PROBLEM TO WORK ON
Could you repeat every record below exactly, leaving out the pictures?

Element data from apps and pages

#####

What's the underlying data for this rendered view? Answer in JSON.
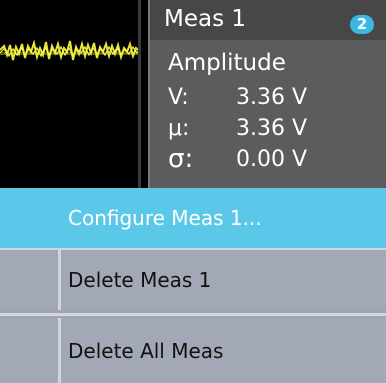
{
  "measurement": {
    "title": "Meas 1",
    "channel": "2",
    "channel_color": "#39b7e5",
    "type": "Amplitude",
    "rows": [
      {
        "label": "V:",
        "value": "3.36 V"
      },
      {
        "label": "μ:",
        "value": "3.36 V"
      },
      {
        "label": "σ:",
        "value": "0.00 V"
      }
    ]
  },
  "waveform": {
    "trace_color": "#e8e832"
  },
  "context_menu": {
    "items": [
      {
        "label": "Configure Meas 1..."
      },
      {
        "label": "Delete Meas 1"
      },
      {
        "label": "Delete All Meas"
      }
    ]
  }
}
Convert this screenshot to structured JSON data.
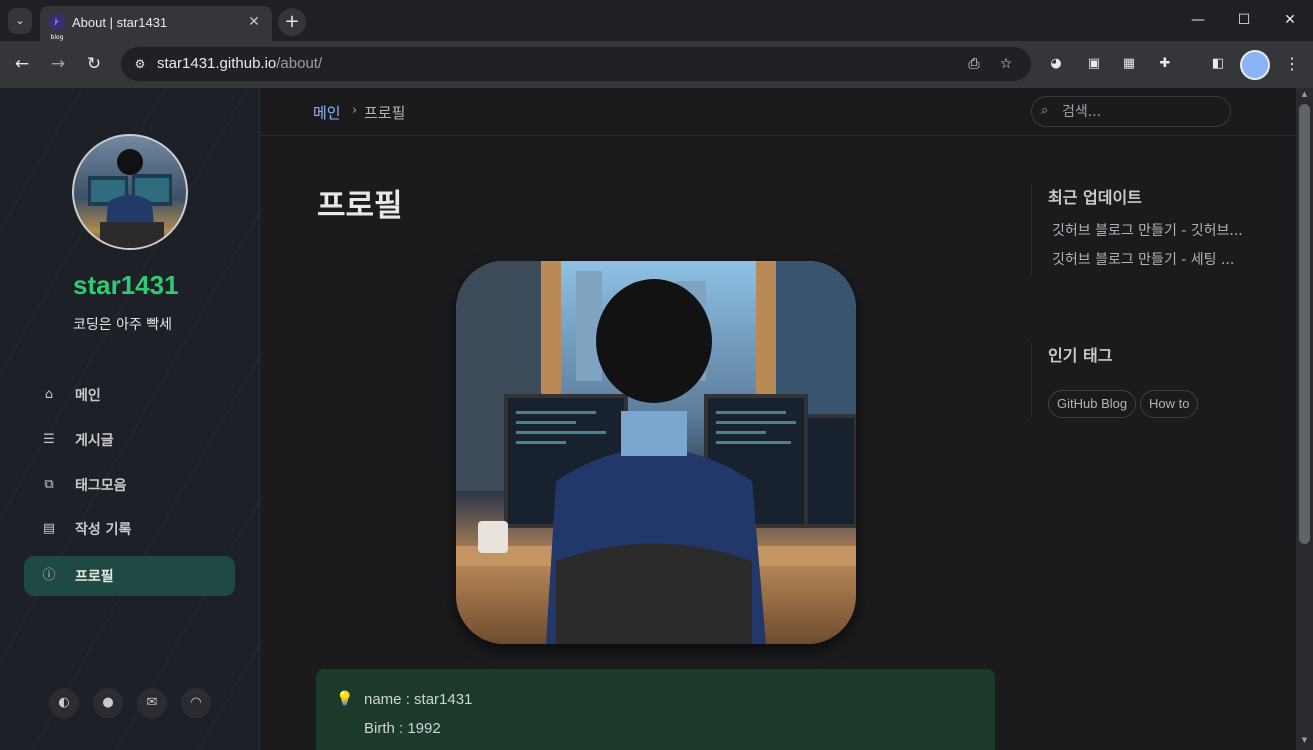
{
  "browser": {
    "tab_title": "About | star1431",
    "favicon_text": "J-blog",
    "url_host": "star1431.github.io",
    "url_path": "/about/",
    "window_controls": {
      "minimize": "—",
      "maximize": "☐",
      "close": "✕"
    }
  },
  "sidebar": {
    "site_title": "star1431",
    "site_subtitle": "코딩은 아주 빡세",
    "nav_items": [
      {
        "label": "메인",
        "icon": "home-icon"
      },
      {
        "label": "게시글",
        "icon": "list-icon"
      },
      {
        "label": "태그모음",
        "icon": "tags-icon"
      },
      {
        "label": "작성 기록",
        "icon": "archive-icon"
      },
      {
        "label": "프로필",
        "icon": "info-icon",
        "active": true
      }
    ],
    "social": [
      "theme-toggle-icon",
      "github-icon",
      "email-icon",
      "rss-icon"
    ]
  },
  "topbar": {
    "breadcrumb_home": "메인",
    "breadcrumb_current": "프로필",
    "search_placeholder": "검색..."
  },
  "content": {
    "title": "프로필",
    "info_lines": [
      "name : star1431",
      "Birth : 1992"
    ]
  },
  "panels": {
    "recent_heading": "최근 업데이트",
    "recent_items": [
      "깃허브 블로그 만들기 - 깃허브...",
      "깃허브 블로그 만들기 - 세팅 ..."
    ],
    "tags_heading": "인기 태그",
    "tags": [
      "GitHub Blog",
      "How to"
    ]
  },
  "colors": {
    "accent": "#2ecc71",
    "active_nav_bg": "#1f4a44",
    "link": "#8ab4f8",
    "callout_bg": "#1b3a2a"
  }
}
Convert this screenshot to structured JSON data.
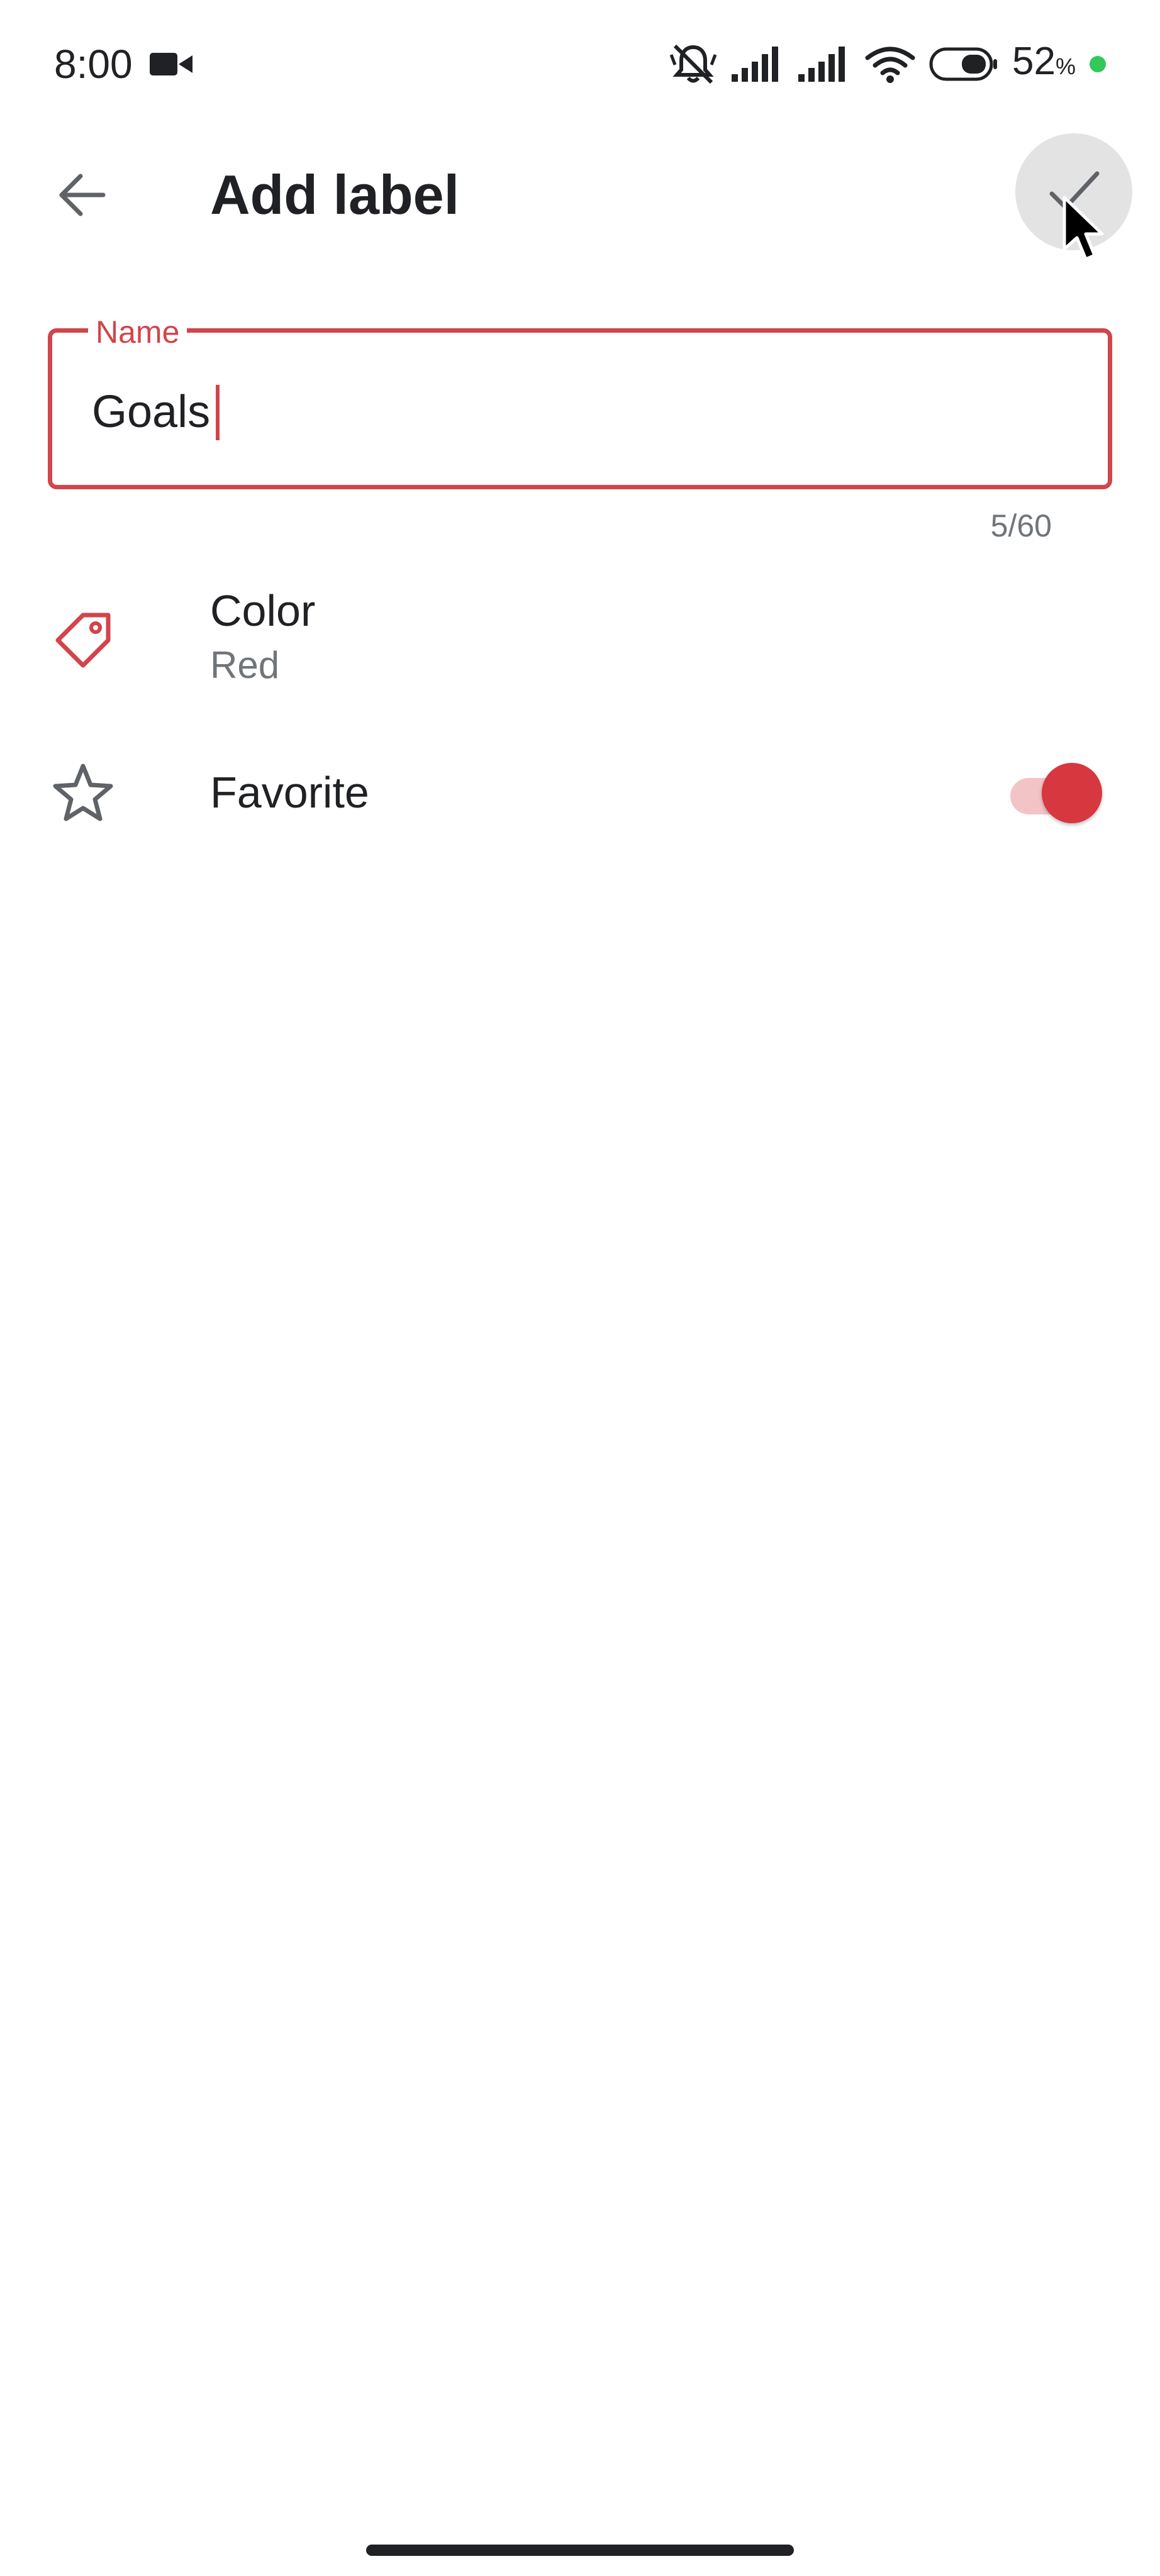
{
  "status_bar": {
    "time": "8:00",
    "battery_level": "52",
    "battery_unit": "%",
    "icons": [
      "video-camera-icon",
      "bell-muted-icon",
      "signal-icon",
      "signal-icon",
      "wifi-icon",
      "battery-icon",
      "charging-dot"
    ]
  },
  "app_bar": {
    "title": "Add label",
    "back_icon": "arrow-left-icon",
    "confirm_icon": "check-icon"
  },
  "name_field": {
    "label": "Name",
    "value": "Goals",
    "counter": "5/60"
  },
  "color_row": {
    "title": "Color",
    "value": "Red",
    "icon": "label-tag-icon"
  },
  "favorite_row": {
    "title": "Favorite",
    "icon": "star-icon",
    "enabled": true
  },
  "colors": {
    "accent": "#d1454b",
    "toggle_thumb": "#d7373f",
    "toggle_track": "#f3c4c6",
    "text_primary": "#202124",
    "text_secondary": "#70757a",
    "charging": "#34c759"
  }
}
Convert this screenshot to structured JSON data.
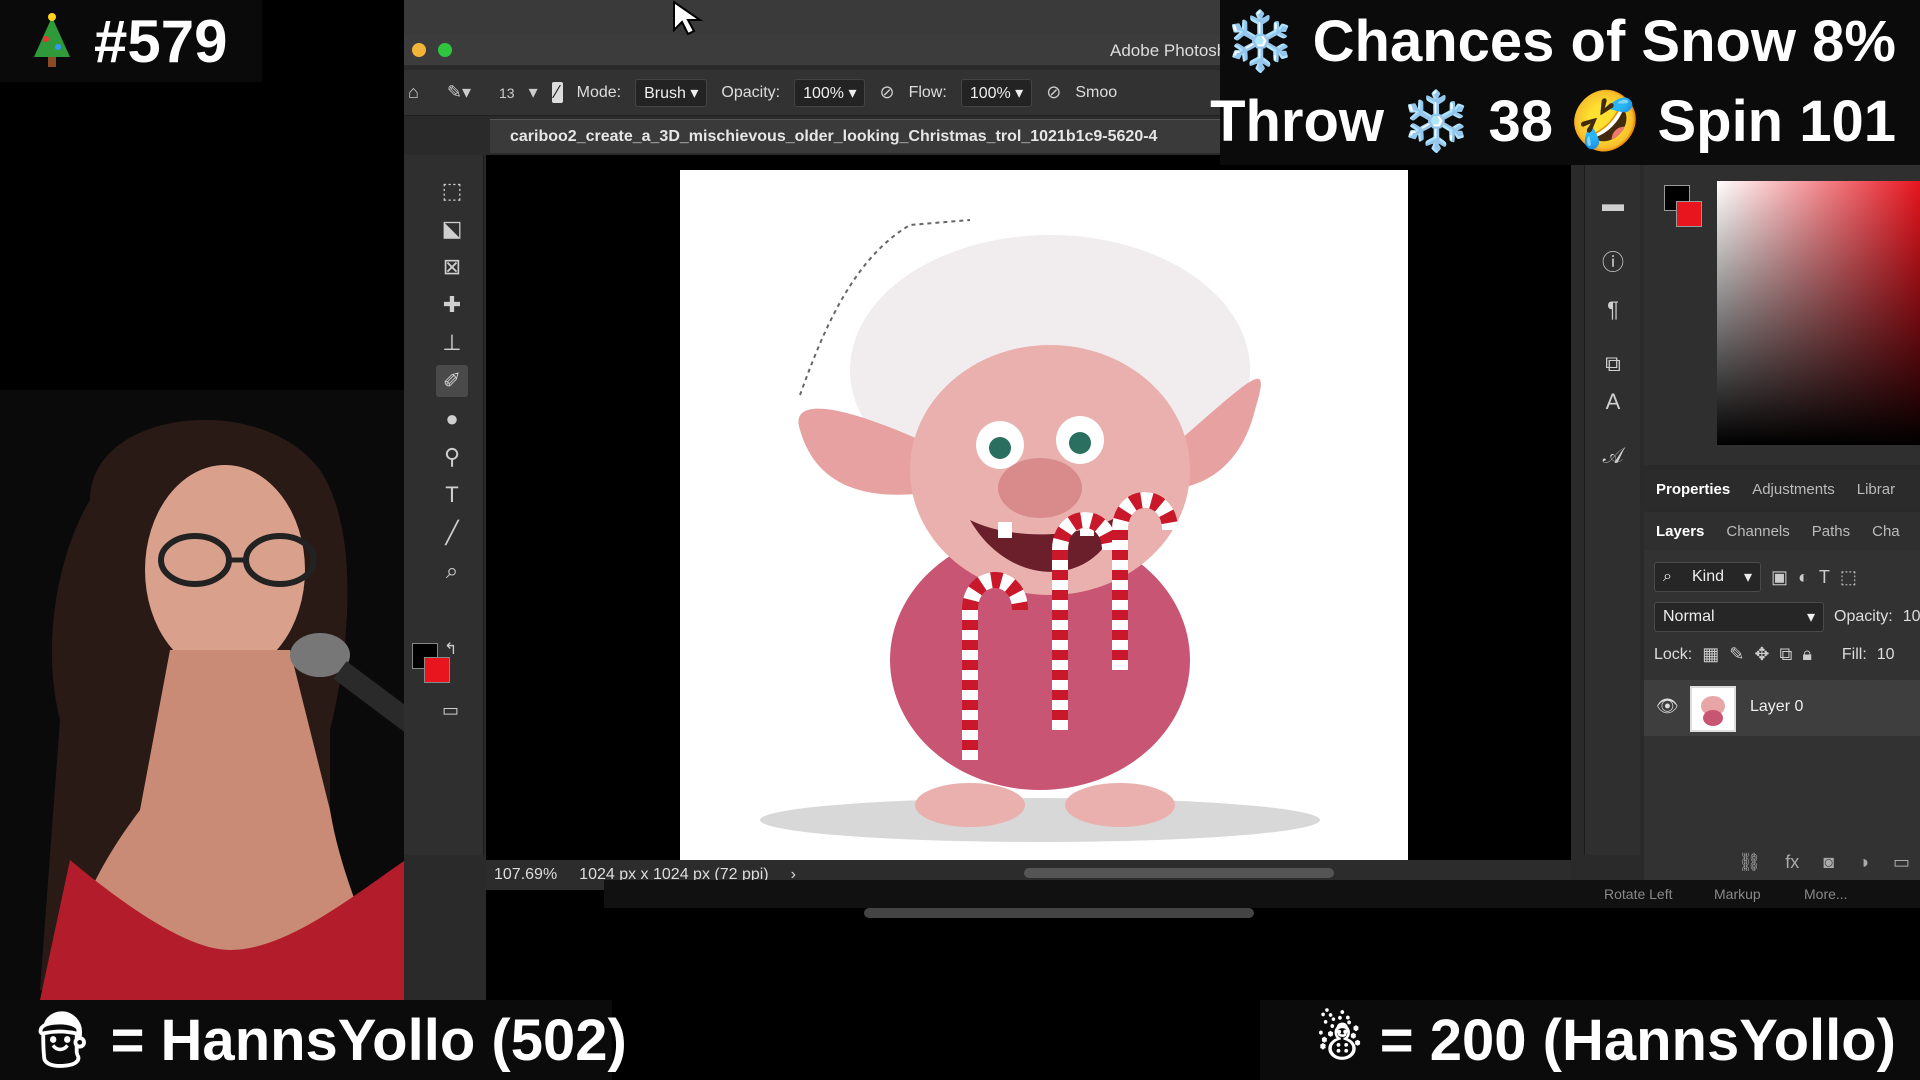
{
  "overlays": {
    "counter": {
      "icon": "christmas-tree",
      "text": "#579"
    },
    "snow_line": "❄️ Chances of Snow 8%",
    "throw_line": "Throw ❄️ 38 🤣 Spin 101",
    "bottom_left": "= HannsYollo (502)",
    "bottom_right": "= 200 (HannsYollo)"
  },
  "photoshop": {
    "app_title": "Adobe Photoshop",
    "options_bar": {
      "brush_size": "13",
      "mode_label": "Mode:",
      "mode_value": "Brush",
      "opacity_label": "Opacity:",
      "opacity_value": "100%",
      "flow_label": "Flow:",
      "flow_value": "100%",
      "smoothing_label": "Smoo"
    },
    "document_tab": "cariboo2_create_a_3D_mischievous_older_looking_Christmas_trol_1021b1c9-5620-4",
    "status": {
      "zoom": "107.69%",
      "dimensions": "1024 px x 1024 px (72 ppi)",
      "arrow": "›"
    },
    "bottom_strip": {
      "rotate_left": "Rotate Left",
      "markup": "Markup",
      "more": "More..."
    },
    "panels": {
      "properties_tabs": [
        "Properties",
        "Adjustments",
        "Librar"
      ],
      "layers_tabs": [
        "Layers",
        "Channels",
        "Paths",
        "Cha"
      ],
      "kind_label": "Kind",
      "blend_mode": "Normal",
      "opacity_label": "Opacity:",
      "opacity_value": "10",
      "lock_label": "Lock:",
      "fill_label": "Fill:",
      "fill_value": "10",
      "layer_name": "Layer 0"
    },
    "colors": {
      "foreground": "#000000",
      "background": "#e8141e"
    }
  }
}
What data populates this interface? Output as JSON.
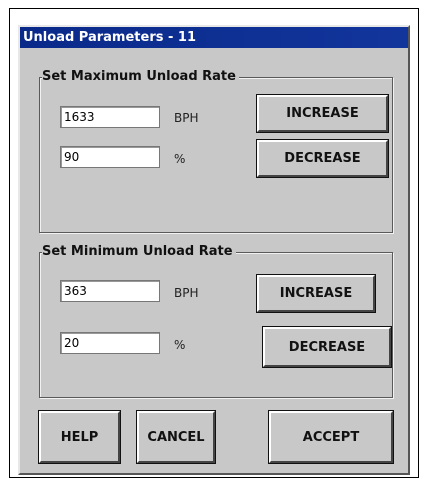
{
  "window": {
    "title": "Unload Parameters - 11"
  },
  "max_group": {
    "label": "Set Maximum Unload Rate",
    "bph_value": "1633",
    "bph_unit": "BPH",
    "percent_value": "90",
    "percent_unit": "%",
    "increase_label": "INCREASE",
    "decrease_label": "DECREASE"
  },
  "min_group": {
    "label": "Set Minimum Unload Rate",
    "bph_value": "363",
    "bph_unit": "BPH",
    "percent_value": "20",
    "percent_unit": "%",
    "increase_label": "INCREASE",
    "decrease_label": "DECREASE"
  },
  "footer": {
    "help_label": "HELP",
    "cancel_label": "CANCEL",
    "accept_label": "ACCEPT"
  }
}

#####

RESULT OF THE TASK
What's the underlying data for this rendered view? Answer in JSON.
{
  "measurement": {
    "title": "Meas 1",
    "channel": "2",
    "channel_color": "#39b7e5",
    "type": "Amplitude",
    "rows": [
      {
        "label": "V:",
        "value": "3.36 V"
      },
      {
        "label": "μ:",
        "value": "3.36 V"
      },
      {
        "label": "σ:",
        "value": "0.00 V"
      }
    ]
  },
  "waveform": {
    "trace_color": "#e8e832"
  },
  "context_menu": {
    "items": [
      {
        "label": "Configure Meas 1..."
      },
      {
        "label": "Delete Meas 1"
      },
      {
        "label": "Delete All Meas"
      }
    ]
  }
}
Convert this screenshot to structured JSON data.
{
  "browser": {
    "tab_title": "About | star1431",
    "favicon_text": "J-blog",
    "url_host": "star1431.github.io",
    "url_path": "/about/",
    "window_controls": {
      "minimize": "—",
      "maximize": "☐",
      "close": "✕"
    }
  },
  "sidebar": {
    "site_title": "star1431",
    "site_subtitle": "코딩은 아주 빡세",
    "nav_items": [
      {
        "label": "메인",
        "icon": "home-icon"
      },
      {
        "label": "게시글",
        "icon": "list-icon"
      },
      {
        "label": "태그모음",
        "icon": "tags-icon"
      },
      {
        "label": "작성 기록",
        "icon": "archive-icon"
      },
      {
        "label": "프로필",
        "icon": "info-icon",
        "active": true
      }
    ],
    "social": [
      "theme-toggle-icon",
      "github-icon",
      "email-icon",
      "rss-icon"
    ]
  },
  "topbar": {
    "breadcrumb_home": "메인",
    "breadcrumb_current": "프로필",
    "search_placeholder": "검색..."
  },
  "content": {
    "title": "프로필",
    "info_lines": [
      "name : star1431",
      "Birth : 1992"
    ]
  },
  "panels": {
    "recent_heading": "최근 업데이트",
    "recent_items": [
      "깃허브 블로그 만들기 - 깃허브...",
      "깃허브 블로그 만들기 - 세팅 ..."
    ],
    "tags_heading": "인기 태그",
    "tags": [
      "GitHub Blog",
      "How to"
    ]
  },
  "colors": {
    "accent": "#2ecc71",
    "active_nav_bg": "#1f4a44",
    "link": "#8ab4f8",
    "callout_bg": "#1b3a2a"
  }
}
Convert this screenshot to structured JSON data.
{
  "status_bar": {
    "time": "8:00",
    "battery_level": "52",
    "battery_unit": "%",
    "icons": [
      "video-camera-icon",
      "bell-muted-icon",
      "signal-icon",
      "signal-icon",
      "wifi-icon",
      "battery-icon",
      "charging-dot"
    ]
  },
  "app_bar": {
    "title": "Add label",
    "back_icon": "arrow-left-icon",
    "confirm_icon": "check-icon"
  },
  "name_field": {
    "label": "Name",
    "value": "Goals",
    "counter": "5/60"
  },
  "color_row": {
    "title": "Color",
    "value": "Red",
    "icon": "label-tag-icon"
  },
  "favorite_row": {
    "title": "Favorite",
    "icon": "star-icon",
    "enabled": true
  },
  "colors": {
    "accent": "#d1454b",
    "toggle_thumb": "#d7373f",
    "toggle_track": "#f3c4c6",
    "text_primary": "#202124",
    "text_secondary": "#70757a",
    "charging": "#34c759"
  }
}
Convert this screenshot to structured JSON data.
{
  "overlays": {
    "counter": {
      "icon": "christmas-tree",
      "text": "#579"
    },
    "snow_line": "❄️ Chances of Snow 8%",
    "throw_line": "Throw ❄️ 38 🤣 Spin 101",
    "bottom_left": "= HannsYollo (502)",
    "bottom_right": "= 200 (HannsYollo)"
  },
  "photoshop": {
    "app_title": "Adobe Photoshop",
    "options_bar": {
      "brush_size": "13",
      "mode_label": "Mode:",
      "mode_value": "Brush",
      "opacity_label": "Opacity:",
      "opacity_value": "100%",
      "flow_label": "Flow:",
      "flow_value": "100%",
      "smoothing_label": "Smoo"
    },
    "document_tab": "cariboo2_create_a_3D_mischievous_older_looking_Christmas_trol_1021b1c9-5620-4",
    "status": {
      "zoom": "107.69%",
      "dimensions": "1024 px x 1024 px (72 ppi)",
      "arrow": "›"
    },
    "bottom_strip": {
      "rotate_left": "Rotate Left",
      "markup": "Markup",
      "more": "More..."
    },
    "panels": {
      "properties_tabs": [
        "Properties",
        "Adjustments",
        "Librar"
      ],
      "layers_tabs": [
        "Layers",
        "Channels",
        "Paths",
        "Cha"
      ],
      "kind_label": "Kind",
      "blend_mode": "Normal",
      "opacity_label": "Opacity:",
      "opacity_value": "10",
      "lock_label": "Lock:",
      "fill_label": "Fill:",
      "fill_value": "10",
      "layer_name": "Layer 0"
    },
    "colors": {
      "foreground": "#000000",
      "background": "#e8141e"
    }
  }
}
What data populates this interface? Output as JSON.
{
  "window": {
    "title": "Unload Parameters - 11"
  },
  "max_group": {
    "label": "Set Maximum Unload Rate",
    "bph_value": "1633",
    "bph_unit": "BPH",
    "percent_value": "90",
    "percent_unit": "%",
    "increase_label": "INCREASE",
    "decrease_label": "DECREASE"
  },
  "min_group": {
    "label": "Set Minimum Unload Rate",
    "bph_value": "363",
    "bph_unit": "BPH",
    "percent_value": "20",
    "percent_unit": "%",
    "increase_label": "INCREASE",
    "decrease_label": "DECREASE"
  },
  "footer": {
    "help_label": "HELP",
    "cancel_label": "CANCEL",
    "accept_label": "ACCEPT"
  }
}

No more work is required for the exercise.